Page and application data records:
┄┄┄┄┄┄┄┄┄┄┄┄┄┄┄┄┄┄┄┄

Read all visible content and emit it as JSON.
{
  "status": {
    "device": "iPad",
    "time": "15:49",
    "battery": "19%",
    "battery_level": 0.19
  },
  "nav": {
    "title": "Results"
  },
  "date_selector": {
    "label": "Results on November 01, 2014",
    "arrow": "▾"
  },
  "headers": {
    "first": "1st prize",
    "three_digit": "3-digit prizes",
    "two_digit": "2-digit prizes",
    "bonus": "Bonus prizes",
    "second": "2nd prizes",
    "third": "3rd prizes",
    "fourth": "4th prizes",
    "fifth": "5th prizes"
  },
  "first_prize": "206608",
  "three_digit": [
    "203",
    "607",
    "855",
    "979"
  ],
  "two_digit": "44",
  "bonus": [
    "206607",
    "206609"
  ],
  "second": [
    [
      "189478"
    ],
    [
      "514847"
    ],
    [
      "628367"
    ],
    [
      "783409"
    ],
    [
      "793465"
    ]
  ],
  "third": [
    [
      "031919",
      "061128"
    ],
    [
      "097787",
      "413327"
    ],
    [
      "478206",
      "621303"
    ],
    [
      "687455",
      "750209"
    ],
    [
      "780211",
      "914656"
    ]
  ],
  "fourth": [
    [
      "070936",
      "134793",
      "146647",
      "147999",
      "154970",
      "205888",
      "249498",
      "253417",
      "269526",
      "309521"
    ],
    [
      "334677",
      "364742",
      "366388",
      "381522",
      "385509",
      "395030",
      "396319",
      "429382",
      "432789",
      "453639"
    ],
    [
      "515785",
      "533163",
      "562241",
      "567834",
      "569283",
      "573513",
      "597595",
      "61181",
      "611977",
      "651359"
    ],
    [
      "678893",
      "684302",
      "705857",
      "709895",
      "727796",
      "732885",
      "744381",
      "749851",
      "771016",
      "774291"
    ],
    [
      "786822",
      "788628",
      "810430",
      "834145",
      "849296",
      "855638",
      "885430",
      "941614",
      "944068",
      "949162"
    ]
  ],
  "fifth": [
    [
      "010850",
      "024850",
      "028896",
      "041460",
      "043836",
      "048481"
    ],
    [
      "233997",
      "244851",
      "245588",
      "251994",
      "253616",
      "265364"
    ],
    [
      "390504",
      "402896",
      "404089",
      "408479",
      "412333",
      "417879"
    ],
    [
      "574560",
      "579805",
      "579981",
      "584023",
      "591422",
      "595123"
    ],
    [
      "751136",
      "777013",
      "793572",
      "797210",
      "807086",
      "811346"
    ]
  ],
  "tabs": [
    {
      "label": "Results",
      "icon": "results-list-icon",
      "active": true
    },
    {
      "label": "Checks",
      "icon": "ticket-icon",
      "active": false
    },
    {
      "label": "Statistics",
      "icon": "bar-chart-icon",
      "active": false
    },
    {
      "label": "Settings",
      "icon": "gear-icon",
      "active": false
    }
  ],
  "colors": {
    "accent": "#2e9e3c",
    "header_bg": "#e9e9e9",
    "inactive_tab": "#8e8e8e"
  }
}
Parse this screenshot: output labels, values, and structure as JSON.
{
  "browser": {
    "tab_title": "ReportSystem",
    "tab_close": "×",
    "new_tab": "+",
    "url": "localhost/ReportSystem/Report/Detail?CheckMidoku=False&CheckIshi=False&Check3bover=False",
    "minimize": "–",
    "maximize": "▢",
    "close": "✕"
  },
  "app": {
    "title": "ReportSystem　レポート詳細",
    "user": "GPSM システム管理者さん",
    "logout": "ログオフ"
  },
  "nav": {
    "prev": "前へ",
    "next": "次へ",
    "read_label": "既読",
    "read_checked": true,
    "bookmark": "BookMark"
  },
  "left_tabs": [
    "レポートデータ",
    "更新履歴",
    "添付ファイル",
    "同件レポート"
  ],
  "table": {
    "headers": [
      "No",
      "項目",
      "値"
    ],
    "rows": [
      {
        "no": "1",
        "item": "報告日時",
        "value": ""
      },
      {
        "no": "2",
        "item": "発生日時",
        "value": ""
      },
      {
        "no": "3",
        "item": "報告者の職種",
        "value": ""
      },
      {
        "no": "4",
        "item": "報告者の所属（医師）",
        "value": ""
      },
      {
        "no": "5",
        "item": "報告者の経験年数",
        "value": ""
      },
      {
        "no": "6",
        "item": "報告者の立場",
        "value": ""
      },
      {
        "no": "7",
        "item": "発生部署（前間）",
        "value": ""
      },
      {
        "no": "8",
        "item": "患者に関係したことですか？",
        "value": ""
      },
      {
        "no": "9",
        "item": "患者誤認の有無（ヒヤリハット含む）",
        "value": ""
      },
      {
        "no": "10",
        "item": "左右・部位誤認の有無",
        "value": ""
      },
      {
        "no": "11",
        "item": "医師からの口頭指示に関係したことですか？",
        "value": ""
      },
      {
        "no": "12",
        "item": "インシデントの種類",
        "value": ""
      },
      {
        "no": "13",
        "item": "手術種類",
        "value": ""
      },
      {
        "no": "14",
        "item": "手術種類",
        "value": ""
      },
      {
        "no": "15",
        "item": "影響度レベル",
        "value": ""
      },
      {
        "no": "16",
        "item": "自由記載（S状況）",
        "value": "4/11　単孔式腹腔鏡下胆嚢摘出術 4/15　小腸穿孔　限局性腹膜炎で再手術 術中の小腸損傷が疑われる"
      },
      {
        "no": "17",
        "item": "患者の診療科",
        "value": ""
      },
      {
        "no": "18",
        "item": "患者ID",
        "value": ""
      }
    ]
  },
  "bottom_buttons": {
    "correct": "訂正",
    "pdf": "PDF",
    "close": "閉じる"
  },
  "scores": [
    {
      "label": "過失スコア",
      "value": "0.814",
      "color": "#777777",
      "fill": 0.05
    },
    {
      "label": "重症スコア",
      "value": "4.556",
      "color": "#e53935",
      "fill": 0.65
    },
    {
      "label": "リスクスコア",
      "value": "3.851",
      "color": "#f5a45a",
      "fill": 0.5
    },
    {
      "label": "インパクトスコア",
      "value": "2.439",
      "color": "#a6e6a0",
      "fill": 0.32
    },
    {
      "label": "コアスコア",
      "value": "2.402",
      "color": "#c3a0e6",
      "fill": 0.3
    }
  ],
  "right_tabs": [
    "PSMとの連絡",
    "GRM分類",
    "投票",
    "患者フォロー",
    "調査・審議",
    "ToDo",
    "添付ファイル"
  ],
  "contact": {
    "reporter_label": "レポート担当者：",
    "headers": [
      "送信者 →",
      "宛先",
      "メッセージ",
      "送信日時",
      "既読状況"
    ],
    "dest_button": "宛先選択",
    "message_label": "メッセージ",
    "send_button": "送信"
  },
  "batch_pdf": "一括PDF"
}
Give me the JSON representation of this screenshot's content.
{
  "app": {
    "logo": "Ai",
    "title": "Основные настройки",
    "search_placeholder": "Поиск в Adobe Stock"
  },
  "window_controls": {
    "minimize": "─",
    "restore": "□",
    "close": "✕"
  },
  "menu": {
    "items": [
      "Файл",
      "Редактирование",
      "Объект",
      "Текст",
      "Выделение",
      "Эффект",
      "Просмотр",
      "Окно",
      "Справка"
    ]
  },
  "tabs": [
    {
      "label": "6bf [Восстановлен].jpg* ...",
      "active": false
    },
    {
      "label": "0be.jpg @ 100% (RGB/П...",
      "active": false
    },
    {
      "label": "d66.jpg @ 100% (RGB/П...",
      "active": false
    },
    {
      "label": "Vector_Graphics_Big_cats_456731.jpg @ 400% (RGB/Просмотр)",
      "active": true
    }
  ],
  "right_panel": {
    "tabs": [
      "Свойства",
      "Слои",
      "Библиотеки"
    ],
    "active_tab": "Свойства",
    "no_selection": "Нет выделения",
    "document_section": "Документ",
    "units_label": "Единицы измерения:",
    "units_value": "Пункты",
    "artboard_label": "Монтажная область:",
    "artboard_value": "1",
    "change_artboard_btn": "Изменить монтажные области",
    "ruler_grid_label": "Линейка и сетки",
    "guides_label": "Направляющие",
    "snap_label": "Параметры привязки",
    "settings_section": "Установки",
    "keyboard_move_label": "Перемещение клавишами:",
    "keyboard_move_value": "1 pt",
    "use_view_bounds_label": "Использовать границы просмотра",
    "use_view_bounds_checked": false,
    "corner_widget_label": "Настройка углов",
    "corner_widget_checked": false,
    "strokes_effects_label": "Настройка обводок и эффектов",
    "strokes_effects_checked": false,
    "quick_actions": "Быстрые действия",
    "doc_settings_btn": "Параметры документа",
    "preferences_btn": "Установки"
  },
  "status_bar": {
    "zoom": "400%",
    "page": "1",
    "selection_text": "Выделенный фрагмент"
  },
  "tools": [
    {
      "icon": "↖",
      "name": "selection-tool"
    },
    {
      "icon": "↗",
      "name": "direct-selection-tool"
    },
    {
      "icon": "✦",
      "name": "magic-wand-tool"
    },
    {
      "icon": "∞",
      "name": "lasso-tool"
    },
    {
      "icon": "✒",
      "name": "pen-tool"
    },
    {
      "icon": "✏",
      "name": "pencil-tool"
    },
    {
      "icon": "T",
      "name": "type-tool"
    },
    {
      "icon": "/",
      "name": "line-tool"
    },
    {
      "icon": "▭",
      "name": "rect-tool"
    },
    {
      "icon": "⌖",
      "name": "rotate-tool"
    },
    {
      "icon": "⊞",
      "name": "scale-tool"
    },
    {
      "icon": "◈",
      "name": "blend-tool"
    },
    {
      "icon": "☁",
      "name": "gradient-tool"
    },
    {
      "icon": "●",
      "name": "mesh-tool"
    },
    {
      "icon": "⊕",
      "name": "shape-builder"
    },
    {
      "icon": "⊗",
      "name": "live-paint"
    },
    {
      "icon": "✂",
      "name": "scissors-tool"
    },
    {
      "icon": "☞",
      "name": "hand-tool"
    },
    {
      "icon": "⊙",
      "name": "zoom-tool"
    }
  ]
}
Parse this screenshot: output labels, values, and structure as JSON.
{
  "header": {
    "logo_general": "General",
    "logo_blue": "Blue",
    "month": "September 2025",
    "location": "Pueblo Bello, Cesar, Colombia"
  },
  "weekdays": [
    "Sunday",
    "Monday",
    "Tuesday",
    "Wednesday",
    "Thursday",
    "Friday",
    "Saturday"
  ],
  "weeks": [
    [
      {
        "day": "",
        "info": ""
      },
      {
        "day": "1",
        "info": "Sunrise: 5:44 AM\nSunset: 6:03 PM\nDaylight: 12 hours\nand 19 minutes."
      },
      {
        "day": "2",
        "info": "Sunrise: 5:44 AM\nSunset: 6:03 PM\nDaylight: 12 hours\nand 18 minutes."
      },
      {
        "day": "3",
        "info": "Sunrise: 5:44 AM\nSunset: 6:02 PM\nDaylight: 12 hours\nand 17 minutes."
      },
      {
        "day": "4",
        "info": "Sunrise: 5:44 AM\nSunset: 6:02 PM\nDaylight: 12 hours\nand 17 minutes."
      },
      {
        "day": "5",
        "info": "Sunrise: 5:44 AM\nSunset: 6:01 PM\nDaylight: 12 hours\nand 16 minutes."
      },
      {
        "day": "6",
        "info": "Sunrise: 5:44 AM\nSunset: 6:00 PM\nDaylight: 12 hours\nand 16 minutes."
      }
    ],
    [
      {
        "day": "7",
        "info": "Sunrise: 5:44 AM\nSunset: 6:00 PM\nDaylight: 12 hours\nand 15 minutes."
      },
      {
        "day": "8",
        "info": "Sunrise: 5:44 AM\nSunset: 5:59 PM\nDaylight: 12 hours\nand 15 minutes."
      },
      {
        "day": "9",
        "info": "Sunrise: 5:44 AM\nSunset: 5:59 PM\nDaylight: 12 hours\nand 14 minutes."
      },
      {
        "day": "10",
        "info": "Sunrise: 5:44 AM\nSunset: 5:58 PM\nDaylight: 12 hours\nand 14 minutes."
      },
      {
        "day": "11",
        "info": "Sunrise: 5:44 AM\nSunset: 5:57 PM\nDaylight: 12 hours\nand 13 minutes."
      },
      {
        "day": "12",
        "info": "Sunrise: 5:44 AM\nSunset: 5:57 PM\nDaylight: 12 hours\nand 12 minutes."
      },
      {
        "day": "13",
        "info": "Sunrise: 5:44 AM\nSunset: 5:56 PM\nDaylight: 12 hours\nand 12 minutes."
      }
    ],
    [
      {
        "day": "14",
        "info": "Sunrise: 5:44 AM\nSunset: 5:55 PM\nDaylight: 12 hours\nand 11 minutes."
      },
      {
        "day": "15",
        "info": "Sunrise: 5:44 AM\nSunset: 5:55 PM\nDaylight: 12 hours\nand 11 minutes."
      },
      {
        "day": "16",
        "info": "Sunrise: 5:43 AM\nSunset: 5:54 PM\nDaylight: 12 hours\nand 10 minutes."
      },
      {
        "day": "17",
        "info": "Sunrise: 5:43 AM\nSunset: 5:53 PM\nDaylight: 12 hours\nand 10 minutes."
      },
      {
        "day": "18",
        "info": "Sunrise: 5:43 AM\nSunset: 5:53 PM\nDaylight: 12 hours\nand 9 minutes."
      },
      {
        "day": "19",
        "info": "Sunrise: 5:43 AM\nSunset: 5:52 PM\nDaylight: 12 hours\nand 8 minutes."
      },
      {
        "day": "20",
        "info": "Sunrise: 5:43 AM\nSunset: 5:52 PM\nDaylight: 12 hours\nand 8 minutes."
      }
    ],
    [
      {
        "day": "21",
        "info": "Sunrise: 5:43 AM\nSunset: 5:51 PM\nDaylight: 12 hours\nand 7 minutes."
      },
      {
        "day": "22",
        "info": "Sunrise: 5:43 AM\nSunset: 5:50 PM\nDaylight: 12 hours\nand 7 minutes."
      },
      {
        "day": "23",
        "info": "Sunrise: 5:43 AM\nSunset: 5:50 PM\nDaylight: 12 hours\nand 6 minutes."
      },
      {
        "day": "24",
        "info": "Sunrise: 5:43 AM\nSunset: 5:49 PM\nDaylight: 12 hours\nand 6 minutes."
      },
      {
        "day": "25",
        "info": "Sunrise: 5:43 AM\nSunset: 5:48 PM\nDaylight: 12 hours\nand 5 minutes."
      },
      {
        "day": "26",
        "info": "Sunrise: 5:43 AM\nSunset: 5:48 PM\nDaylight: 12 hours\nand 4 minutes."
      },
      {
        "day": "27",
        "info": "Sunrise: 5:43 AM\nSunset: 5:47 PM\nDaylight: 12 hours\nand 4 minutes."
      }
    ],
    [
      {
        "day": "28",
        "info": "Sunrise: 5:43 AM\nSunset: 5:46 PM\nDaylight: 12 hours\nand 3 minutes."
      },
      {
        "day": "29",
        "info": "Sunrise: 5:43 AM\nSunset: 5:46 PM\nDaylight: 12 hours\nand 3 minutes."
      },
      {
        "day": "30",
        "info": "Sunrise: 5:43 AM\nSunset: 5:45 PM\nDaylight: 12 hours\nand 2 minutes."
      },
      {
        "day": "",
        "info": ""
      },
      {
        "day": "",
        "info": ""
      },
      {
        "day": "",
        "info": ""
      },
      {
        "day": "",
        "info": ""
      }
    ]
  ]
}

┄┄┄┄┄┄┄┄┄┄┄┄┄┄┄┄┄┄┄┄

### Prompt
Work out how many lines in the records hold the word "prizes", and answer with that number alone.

### Result
7